Source records:
----------

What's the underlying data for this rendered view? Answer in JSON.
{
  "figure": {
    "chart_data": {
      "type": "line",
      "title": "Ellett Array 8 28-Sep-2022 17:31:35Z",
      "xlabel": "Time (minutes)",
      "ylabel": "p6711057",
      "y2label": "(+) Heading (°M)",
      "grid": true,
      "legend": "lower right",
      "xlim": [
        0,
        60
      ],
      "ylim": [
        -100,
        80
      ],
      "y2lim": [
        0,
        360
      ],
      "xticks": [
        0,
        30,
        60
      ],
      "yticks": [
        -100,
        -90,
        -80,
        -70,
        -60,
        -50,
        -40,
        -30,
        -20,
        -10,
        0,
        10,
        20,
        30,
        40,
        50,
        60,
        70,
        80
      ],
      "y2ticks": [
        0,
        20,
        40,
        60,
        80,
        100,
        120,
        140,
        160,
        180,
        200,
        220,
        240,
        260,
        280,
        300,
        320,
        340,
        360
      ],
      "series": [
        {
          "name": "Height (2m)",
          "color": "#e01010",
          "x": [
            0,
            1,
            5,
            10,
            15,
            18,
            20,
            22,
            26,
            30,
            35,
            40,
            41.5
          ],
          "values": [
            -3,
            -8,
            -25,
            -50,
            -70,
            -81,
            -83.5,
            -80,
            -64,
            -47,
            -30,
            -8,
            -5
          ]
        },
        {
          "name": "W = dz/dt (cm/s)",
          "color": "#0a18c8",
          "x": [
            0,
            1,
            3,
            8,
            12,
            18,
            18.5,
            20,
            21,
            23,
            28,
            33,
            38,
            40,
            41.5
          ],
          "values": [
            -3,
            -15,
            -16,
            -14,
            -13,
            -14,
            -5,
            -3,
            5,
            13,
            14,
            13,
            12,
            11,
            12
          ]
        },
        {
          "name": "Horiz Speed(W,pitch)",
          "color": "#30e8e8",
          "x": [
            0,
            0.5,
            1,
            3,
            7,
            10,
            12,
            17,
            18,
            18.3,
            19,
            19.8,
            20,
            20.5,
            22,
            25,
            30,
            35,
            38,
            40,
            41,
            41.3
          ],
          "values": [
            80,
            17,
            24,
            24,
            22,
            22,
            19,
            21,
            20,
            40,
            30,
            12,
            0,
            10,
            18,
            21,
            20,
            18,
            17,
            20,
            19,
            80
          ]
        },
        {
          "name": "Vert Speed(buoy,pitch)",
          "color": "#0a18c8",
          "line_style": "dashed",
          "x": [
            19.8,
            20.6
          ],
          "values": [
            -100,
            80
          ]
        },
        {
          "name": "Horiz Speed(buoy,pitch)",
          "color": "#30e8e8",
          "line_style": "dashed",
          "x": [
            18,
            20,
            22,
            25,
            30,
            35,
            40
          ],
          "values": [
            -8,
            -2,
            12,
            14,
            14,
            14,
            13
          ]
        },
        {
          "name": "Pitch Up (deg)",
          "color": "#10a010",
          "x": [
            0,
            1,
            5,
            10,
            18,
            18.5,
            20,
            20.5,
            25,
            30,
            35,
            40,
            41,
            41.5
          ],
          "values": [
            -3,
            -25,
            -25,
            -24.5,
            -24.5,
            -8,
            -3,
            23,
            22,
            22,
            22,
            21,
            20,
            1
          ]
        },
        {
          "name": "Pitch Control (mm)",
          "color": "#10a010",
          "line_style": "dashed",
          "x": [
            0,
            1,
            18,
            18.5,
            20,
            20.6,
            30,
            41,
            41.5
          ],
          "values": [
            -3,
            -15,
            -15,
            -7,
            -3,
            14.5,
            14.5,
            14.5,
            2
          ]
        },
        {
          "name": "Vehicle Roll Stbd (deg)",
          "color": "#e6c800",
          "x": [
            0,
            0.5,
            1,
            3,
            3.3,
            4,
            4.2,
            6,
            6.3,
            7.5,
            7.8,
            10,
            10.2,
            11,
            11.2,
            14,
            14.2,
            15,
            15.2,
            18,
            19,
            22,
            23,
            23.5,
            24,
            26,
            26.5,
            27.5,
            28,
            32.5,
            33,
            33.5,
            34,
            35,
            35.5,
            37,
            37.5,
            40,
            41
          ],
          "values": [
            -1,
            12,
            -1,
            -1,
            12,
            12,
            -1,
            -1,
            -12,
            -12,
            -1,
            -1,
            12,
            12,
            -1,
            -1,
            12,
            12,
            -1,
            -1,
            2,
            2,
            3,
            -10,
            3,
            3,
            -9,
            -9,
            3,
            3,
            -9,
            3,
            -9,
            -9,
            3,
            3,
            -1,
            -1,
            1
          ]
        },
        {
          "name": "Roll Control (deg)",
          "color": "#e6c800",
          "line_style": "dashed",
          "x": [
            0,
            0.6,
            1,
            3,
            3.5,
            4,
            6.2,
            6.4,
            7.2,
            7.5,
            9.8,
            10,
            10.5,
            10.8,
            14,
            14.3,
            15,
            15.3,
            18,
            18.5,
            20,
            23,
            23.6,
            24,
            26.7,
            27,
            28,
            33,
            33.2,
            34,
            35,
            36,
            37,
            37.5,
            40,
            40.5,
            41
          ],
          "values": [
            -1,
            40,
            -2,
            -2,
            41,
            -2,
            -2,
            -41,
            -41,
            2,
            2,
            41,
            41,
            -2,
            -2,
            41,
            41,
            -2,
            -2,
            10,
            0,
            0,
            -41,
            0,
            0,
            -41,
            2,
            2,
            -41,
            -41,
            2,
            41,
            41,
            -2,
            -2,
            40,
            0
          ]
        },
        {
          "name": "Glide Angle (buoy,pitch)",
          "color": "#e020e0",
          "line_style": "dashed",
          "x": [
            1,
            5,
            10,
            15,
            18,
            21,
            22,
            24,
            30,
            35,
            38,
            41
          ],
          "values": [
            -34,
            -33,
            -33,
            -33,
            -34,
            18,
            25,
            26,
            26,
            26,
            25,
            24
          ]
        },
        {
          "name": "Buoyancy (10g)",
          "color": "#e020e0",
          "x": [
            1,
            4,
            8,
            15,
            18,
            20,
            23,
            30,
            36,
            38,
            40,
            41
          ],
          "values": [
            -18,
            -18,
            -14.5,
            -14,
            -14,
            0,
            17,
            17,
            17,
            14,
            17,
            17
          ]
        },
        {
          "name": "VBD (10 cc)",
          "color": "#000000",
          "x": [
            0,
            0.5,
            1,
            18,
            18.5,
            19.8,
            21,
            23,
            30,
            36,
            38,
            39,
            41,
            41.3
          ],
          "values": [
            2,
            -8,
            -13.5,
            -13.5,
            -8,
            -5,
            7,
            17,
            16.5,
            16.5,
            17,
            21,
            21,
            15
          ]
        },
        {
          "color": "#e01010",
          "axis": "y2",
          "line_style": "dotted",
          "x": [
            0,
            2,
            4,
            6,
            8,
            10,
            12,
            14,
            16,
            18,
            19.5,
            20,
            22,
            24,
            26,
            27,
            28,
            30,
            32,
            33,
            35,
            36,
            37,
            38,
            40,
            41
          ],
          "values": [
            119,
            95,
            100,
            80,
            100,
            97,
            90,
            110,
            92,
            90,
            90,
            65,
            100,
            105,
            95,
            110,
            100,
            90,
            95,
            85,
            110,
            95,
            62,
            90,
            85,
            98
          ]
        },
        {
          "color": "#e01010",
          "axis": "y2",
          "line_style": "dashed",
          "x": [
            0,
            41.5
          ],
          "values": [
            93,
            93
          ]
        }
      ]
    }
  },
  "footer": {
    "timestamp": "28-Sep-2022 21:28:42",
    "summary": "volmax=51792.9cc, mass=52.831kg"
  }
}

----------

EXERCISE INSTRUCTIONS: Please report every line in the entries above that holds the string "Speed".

THE COMPLETED TASK:
          "name": "Horiz Speed(W,pitch)",
          "name": "Vert Speed(buoy,pitch)",
          "name": "Horiz Speed(buoy,pitch)",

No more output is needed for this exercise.